But I noticed that the Nelson Center on the UW-Madison campus already is sending out publicity for its Earth Day programming, so I thought I’d get out early and begin a discussion now about what would be the best, most comprehensive focus for Earth Day this year in Wisconsin.

There are many possibilities, from the impact of climate change on Great Lakes water levels to a Republican-engineered shift of public water control to private interests. But there is no more compelling environmental issue in the state than the proposed open-pit iron ore mine that would spread across Iron and Ashland counties in northwest Wisconsin’s Bad River watershed.

The largest proposed open-pit iron ore mine in the country — 4.5 miles long, up to a half-mile wide and 700 feet deep in its first stage — the mine would wreak environmental damage on a massive scale. The surrounding Penokee Hills would be scraped clean, dynamited, trucked and milled for ore, with millions of tons of waste rock and crushed vegetation dumped on thousands of acres of land, including public space. This would jeopardize air quality and risk causing acid mine drainage into the Bad River and the many nearby lakes and streams.

The proposed mining site is just upriver from the Bad River Reservation, where the Ojibwe band has been sustained for centuries by wild rice beds that depend on constant clean water.

The mine should be the focus of Earth Day attention and activism because the measure authorizing this offense against the land was written behind closed doors with the participation of GTac, the iron-mining company that intends to open the mine. Preliminary drilling and rock sampling are already underway.

The bill authorizing the mine has so many sweetheart provisions, such as fast-tracked permit reviews, that the U.S. Army Corps of Engineers has said it cannot participate in a joint state/federal permit process. Citizens without the clout of corporate lobbyists and big treasuries cannot legally intervene until after a permit decision by the DNR already has been made.

The damage from the mine would fall most directly and harmfully on the Bad River tribe, a relatively small and economically stressed band that thought it had won permanent protections for its water rights by ceding most of its land to the U.S. government under 19th century treaties.

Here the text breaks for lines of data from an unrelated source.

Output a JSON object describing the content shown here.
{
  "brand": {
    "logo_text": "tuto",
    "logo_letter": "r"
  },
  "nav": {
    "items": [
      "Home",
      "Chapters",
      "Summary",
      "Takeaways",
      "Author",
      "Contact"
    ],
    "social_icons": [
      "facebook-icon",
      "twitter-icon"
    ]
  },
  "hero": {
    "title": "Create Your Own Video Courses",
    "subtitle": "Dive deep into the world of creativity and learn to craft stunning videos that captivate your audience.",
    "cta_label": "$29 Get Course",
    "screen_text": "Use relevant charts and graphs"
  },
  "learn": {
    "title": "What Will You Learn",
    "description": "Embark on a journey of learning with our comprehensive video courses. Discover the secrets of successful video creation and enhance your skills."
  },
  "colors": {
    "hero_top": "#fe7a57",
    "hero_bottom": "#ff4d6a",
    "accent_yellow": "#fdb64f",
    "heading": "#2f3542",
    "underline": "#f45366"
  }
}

That deal helped achieve Wisconsin’s admission to the Union and created the state’s forest-based economy. Now it has been essentially put up for sale by a Legislature and a governor in thrall to special interests and donors who would literally bury the band’s treaty rights, streams and lakes — and bury Article IX of the Wisconsin State Constitution, which guarantees free access to water in the state for everyone.

Stopping the mine is more than an environmental issue. It’s a matter of standing up for open government, fair legislating, public resource protection and justice for the Bad River Ojibwe.

The mine is the single, most-encompassing environmental justice matter facing Wisconsin, and it is the natural focal point for Earth Day 2014 activities.

Jim Rowen is a veteran reporter and political consultant. You can follow his blog The Political Environment at thepoliticalenvironment.blogspot.com.